Try it — Among the records that follow, how many lines include the string "handle"? Only the number is wanted.

Stored records

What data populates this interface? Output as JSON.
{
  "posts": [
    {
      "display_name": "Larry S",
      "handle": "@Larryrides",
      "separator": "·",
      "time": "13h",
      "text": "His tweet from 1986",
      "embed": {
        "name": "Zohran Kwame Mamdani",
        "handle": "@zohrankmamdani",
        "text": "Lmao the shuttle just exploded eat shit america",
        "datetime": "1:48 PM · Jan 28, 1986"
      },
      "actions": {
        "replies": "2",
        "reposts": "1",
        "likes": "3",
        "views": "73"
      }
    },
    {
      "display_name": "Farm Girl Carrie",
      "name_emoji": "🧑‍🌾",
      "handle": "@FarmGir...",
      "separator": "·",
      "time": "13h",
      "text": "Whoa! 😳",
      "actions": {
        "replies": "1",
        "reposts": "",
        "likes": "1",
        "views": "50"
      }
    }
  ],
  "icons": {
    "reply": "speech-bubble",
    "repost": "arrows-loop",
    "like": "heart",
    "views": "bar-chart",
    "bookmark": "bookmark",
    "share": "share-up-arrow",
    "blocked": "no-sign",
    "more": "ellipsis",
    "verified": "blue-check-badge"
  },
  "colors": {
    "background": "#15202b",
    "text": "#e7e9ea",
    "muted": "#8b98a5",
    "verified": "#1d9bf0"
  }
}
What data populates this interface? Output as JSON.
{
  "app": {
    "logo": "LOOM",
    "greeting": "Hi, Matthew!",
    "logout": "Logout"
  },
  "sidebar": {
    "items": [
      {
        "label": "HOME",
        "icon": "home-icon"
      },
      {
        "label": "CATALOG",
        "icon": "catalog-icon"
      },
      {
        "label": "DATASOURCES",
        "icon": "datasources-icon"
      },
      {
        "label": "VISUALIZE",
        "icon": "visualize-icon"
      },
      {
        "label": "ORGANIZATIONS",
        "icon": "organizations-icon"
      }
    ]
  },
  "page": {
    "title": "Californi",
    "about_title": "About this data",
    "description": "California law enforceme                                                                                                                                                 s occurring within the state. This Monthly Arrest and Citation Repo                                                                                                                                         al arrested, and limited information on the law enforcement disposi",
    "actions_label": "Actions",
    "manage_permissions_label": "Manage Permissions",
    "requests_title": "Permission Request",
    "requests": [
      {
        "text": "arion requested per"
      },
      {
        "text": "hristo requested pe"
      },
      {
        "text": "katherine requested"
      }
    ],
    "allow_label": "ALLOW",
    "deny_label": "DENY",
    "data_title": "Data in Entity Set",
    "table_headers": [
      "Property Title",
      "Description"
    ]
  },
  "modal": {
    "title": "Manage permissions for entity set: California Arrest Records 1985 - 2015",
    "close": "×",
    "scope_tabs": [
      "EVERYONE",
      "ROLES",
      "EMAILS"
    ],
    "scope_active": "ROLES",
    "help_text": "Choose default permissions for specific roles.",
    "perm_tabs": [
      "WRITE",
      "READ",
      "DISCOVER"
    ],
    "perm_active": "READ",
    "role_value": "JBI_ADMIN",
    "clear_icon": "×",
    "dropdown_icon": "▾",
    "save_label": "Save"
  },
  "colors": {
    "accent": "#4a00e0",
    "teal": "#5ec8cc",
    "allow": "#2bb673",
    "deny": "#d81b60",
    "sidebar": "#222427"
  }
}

Result of the exercise — 3